### [Directions for this task]
Where does the string "Stonework" appear in the records? Copy every line that contains it.

### [Exercise data]
§ §
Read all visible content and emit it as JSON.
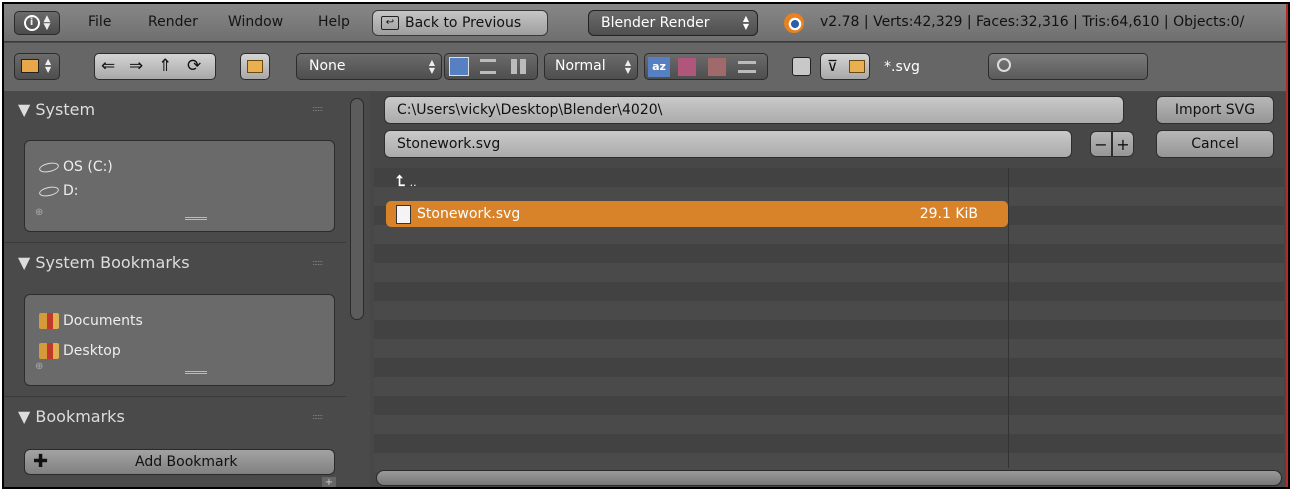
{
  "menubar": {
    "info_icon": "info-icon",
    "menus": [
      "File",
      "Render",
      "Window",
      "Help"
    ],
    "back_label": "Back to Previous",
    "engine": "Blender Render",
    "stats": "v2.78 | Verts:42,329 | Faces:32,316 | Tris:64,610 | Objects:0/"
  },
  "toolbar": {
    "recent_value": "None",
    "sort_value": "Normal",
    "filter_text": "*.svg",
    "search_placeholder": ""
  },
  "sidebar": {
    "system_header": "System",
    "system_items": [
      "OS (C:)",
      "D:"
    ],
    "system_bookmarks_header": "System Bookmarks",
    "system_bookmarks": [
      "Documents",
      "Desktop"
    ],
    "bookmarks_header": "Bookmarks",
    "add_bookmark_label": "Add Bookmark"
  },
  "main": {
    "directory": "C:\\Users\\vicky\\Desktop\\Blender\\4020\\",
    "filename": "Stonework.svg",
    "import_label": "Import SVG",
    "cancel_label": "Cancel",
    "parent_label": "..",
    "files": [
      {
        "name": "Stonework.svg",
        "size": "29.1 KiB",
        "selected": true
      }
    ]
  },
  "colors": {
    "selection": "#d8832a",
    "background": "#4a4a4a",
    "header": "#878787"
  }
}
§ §
### [Solution to this exercise]
    "filename": "Stonework.svg",
        "name": "Stonework.svg",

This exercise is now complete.